May 9, 2017

Some Republican legislators back Martinez in veto lawsuit

Some House and Senate Republicans say that if the New Mexico Supreme Court overturns line-item vetoes by the governor the court would disenfranchise members of the minority caucuses in each chamber.

Last month, the New Mexico Legislature filed a lawsuit against Gov. Susana Martinez, accusing her of violating the state constitution when she vetoed the entirety of the budgets for the state Legislature and all higher education in New Mexico.

In a court filing, attorneys for the Republican members of the Legislature say they wish to file the amicus brief because they disagree with the lawsuit filed after approval by the Legislative Council.  That lawsuit says Martinez’s vetoes should be overturned.

The Republicans—eight members of the Senate and 23 members of the House—say the legislative lawsuit seeks “to disenfranchise the minority caucus” and that the question raised by the lawsuit is a political issue, not a legal one.

The Republicans’ filing refers to the necessary “give and take” between not just the Legislature and the Governor, but between the majority and minority parties.

The Legislative Council did not make its vote to move forward with the lawsuit public. But three Republican members of the Council, all from the House, signed onto the request to file a brief opposing the suit.

Those members are Zach Cook of Ruidoso, Rod Montoya of Farmington and Candy Spence Ezzell of Roswell. Montoya is also the House minority whip. House Minority Leader Nate Gentry did not sign onto the request, nor did any members of the Senate leadership.

The Republican legislators’ filing argues that a tax reform that broadened the tax base and lowered the tax rate would raise revenue.

The governor’s office recently filed a brief seeking to have the court throw the case out. Attorneys for the Republican legislators says their brief would differ “in that their brief would assist the Court by highlighting the position of the minority caucus, a key member of the legislative process.”
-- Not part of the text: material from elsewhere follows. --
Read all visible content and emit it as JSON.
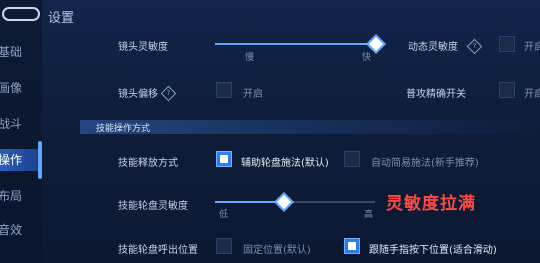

Attorneys Christopher Saucedo and Daniel Apodaca filed the brief on behalf of the Republican legislators.